Last weekend I had the overwhelming delight of watching post-metal instrumental trio Russian Circles sonically annihilate a sold out crowd in a small venue in Asheville, North Carolina. Performing alongside them were Yautja, another three-piece that were no strangers to devastating entire audiences with an unrelenting rhythm section drenched in savage and scathing riffs.
This show in particular was a special one – Russian Circles were opening for Mastodon and Eagles of Death Metal on tour and this happened to be an off date.
I’ve had the pleasure of viewing both bands in separate settings in the past, so I was looking forward to seeing both Russian Circles and Yautja under one roof.
The Mothlight was a relatively small venue nestled in West Asheville. The dimly lit showroom gave way to a small arcade toward the rear of the building. The stage rose only two or three feet above the ground, making for what would surely be a very intimate experience. I avoided the bar, as I had decided to go for the budget-friendly PBR 40oz for the night (an option not found in Florida), but being surrounded by renowned breweries such as Oskar Blues, New Belgium, and more, surely there was a great selection of craft beers and other drinks for purchase.
Since the show was sold out, by the time my friends and I had arrived at the venue it was already filling up with people eager to hear Russian Circles songs both old and new, and even Yautja had some new material to tout. Most people I spoke with had never heard of the latter, and were certainly in for a pleasant surprise.
Playing a unique blend of sludge drenched metal-grind, there’s something for anyone who enjoys heavy music to be found in Yautja’s music.
The band played a slew of songs spanning their two-LP discography, ending with their newest track “Dead Soil” from their upcoming EP of the same name. It had been about a year since I had seen Yautja as a band, but not some of it’s members. Each member of the band seems to juggle playing in multiple different bands, one of which I was able to see in Orlando a few months back playing drums in a band called Sallow.
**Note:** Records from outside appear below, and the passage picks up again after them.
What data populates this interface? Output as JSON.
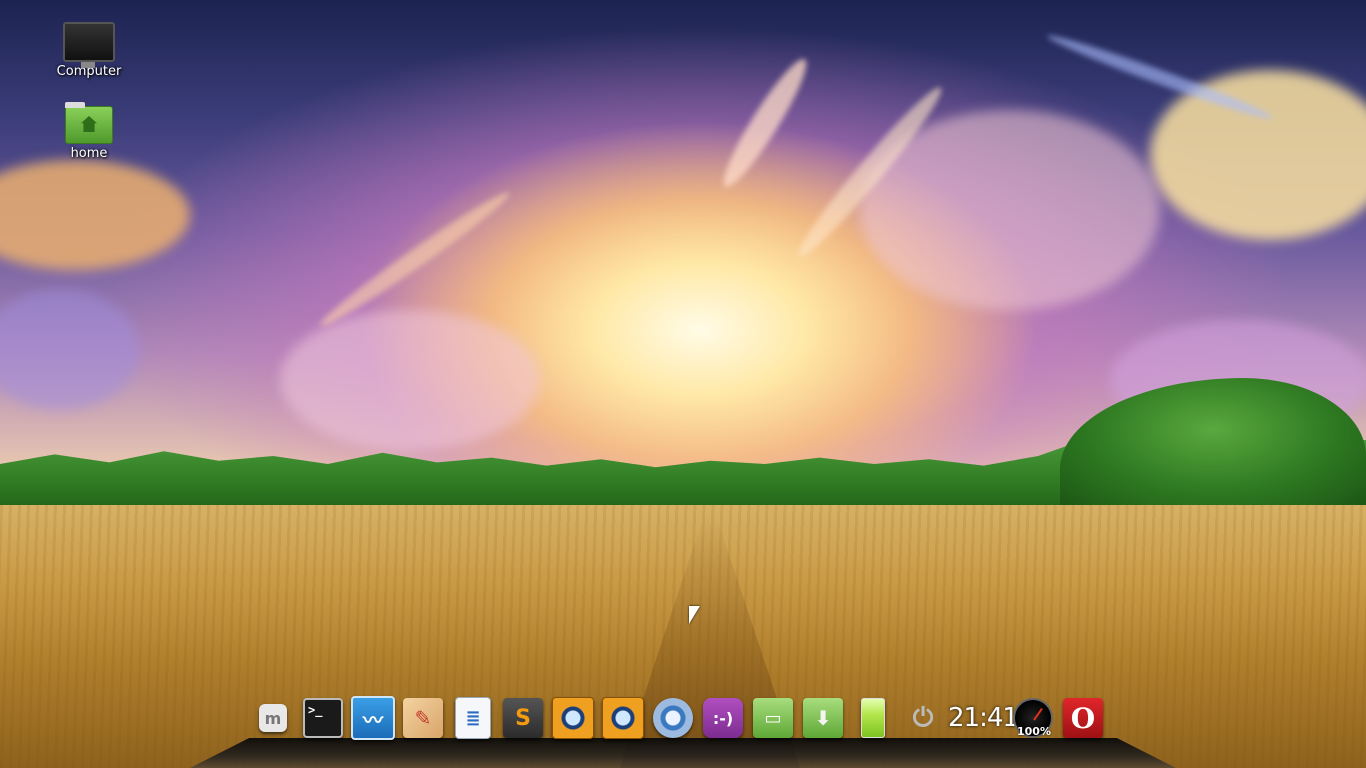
{
  "desktop": {
    "icons": [
      {
        "label": "Computer",
        "icon": "computer-monitor-icon"
      },
      {
        "label": "home",
        "icon": "home-folder-icon"
      }
    ]
  },
  "dock": {
    "items": [
      {
        "name": "mint-menu",
        "icon": "mint-logo-icon",
        "glyph": "m"
      },
      {
        "name": "terminal",
        "icon": "terminal-icon",
        "glyph": ">_"
      },
      {
        "name": "system-monitor",
        "icon": "system-monitor-icon",
        "glyph": "〰"
      },
      {
        "name": "paint",
        "icon": "paint-palette-icon",
        "glyph": "✎"
      },
      {
        "name": "writer",
        "icon": "document-icon",
        "glyph": "≣"
      },
      {
        "name": "sublime-text",
        "icon": "sublime-text-icon",
        "glyph": "S"
      },
      {
        "name": "eye-app-1",
        "icon": "eye-icon",
        "glyph": ""
      },
      {
        "name": "eye-app-2",
        "icon": "eye-icon",
        "glyph": ""
      },
      {
        "name": "chromium",
        "icon": "chromium-icon",
        "glyph": ""
      },
      {
        "name": "pidgin",
        "icon": "pidgin-chat-icon",
        "glyph": ":-)"
      },
      {
        "name": "files",
        "icon": "files-folder-icon",
        "glyph": "▭"
      },
      {
        "name": "downloads",
        "icon": "downloads-folder-icon",
        "glyph": "⬇"
      },
      {
        "name": "battery",
        "icon": "battery-icon",
        "glyph": ""
      },
      {
        "name": "power",
        "icon": "power-icon",
        "glyph": "⏻"
      }
    ],
    "clock": "21:41",
    "cpu_gauge_label": "100%",
    "opera": {
      "icon": "opera-icon",
      "glyph": "O"
    }
  }
}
That being said, every member of this band has a slew of talents to bring to the table, particularly the drummer Tyler. Listening to Yautja’s music, you would without a doubt think he utilizes double bass pedals for fast sections, but sure enough he only used one bass pedal and created a double-bass “feel” by using his floor tom in conjunction with his bass pedal – a technique you really have to see to believe.
Following this set that went by way too quickly, Russian Circles began setting up and the anticipation in the room was through the roof as everyone moved in to have their bones rattled.
I was particularly excited to see the band in this location, as the last time I had gotten the chance to see them was two nights in a row opening for Between the Buried and Me and Coheed & Cambria in Florida back in 2013 at much larger venues. The band opened up with some older material, and my friends and I both agreed that the beginning of the set was a little underwhelming. Maybe it was that the older songs weren’t as developed as the bands later material, maybe it was something else, but as soon as the band started playing songs from Geneva and Station as well as some tracks from their latest album Guidance, my favorite release of theirs, the bar immediately went from a mild 8 to a 10.
Sometimes instrumental bands have a tendency to lose the interest of listeners rather quickly, but Russian Circles assure focus is not lost through the weaving of beautiful melodic passages that progressively explode into crushing waves of sound.
The emotional and heavy-hitting arrangements translated beautifully to the stage. Most intriguing to me was bassist Brian Cook’s use of a Moog Taurus synthesizer to further enhance the low end punch. I had played around in the Moog Museum shop that was right up the street earlier in the day and was even afforded a peek into the factory where Moog instruments are built, so seeing a live implementation of their exquisite and complex machinery such a short time after playing with them myself really drove the performance home for me.
This was most certainly the best overall performance I’ve ever received from Russian Circles.
And like with any great show, listeners surely left the venue feeling the desire to practice their respective instruments a little more. I can only hope it’s not another four years before I get to see them again.